Research My work integrates the study of race with the study of immigration by examining settlement and discrimination related challenges faced by Middle Eastern-heritage immigrants in North America.
Pluralist methodological training and experience shapes my research program: I use ethnography, interviews, surveys, and experimental methods.
I engage with theories of assimilation and racialization by empirically documenting and analyzing the paradoxical reception of Middle Eastern migrants as welcome-compatible/unwelcome-incompatible in the Canadian and American polity.
My first major project, on Iranians and race in the U.S., has yielded 3 sole-authored peer-reviewed journal articles and a sole-authored book, published September 2017 with Stanford University Press.
I have two projects on-the-go that extend my research on race and immigration into new areas:
Principal Investigator on a newly-funded five-year longitudinal study of integration-related stress among Syrian refugee newcomers to Toronto (with co-investigators, Drs. Melissa Milkie and Ito Peng, and a team of 4 graduate and 6 undergraduate students);
An experimental survey gauging racial/ethnic boundaries in the U.S. (with Ariela Schachter and René Flores).
Taken as a whole, my research program directly addresses policy efforts meant to create more inclusive, healthy, and just societies.
Teaching At UofT, I teach an MA/PhD seminar on the Soc of Race (Summer 2018); a 3rd-year undergrad course on Soc of Migration and a 2nd-year undergrad course on research design (Winter 2018).
Background My MA/PhD (2012) is in Sociology from UC Santa Barbara and my BA (2004) is in Sociology from Smith College, where I helped recruit the largest cohort of Pell Grant recipients of any liberal arts college in the U.S. (2004-6) after graduation as a member of the Multicultural Recruitment Team. Before UofT, I was a Center for Faculty Diversity (CFD) Postdoctoral Fellow (2012-3).

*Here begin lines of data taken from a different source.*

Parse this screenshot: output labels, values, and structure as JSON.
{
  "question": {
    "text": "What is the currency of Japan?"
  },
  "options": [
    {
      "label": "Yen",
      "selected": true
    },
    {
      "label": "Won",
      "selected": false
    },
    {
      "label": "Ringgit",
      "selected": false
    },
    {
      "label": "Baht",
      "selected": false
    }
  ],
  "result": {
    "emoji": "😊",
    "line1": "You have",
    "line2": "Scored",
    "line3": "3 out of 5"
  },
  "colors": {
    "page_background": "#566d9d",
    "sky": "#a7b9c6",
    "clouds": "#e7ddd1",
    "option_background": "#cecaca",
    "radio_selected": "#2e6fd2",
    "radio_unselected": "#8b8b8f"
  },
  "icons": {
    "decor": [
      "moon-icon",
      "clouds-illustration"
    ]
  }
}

I live in Toronto with my partner, Clayton Childress (also a sociologist!), and our 4-year-old daughter.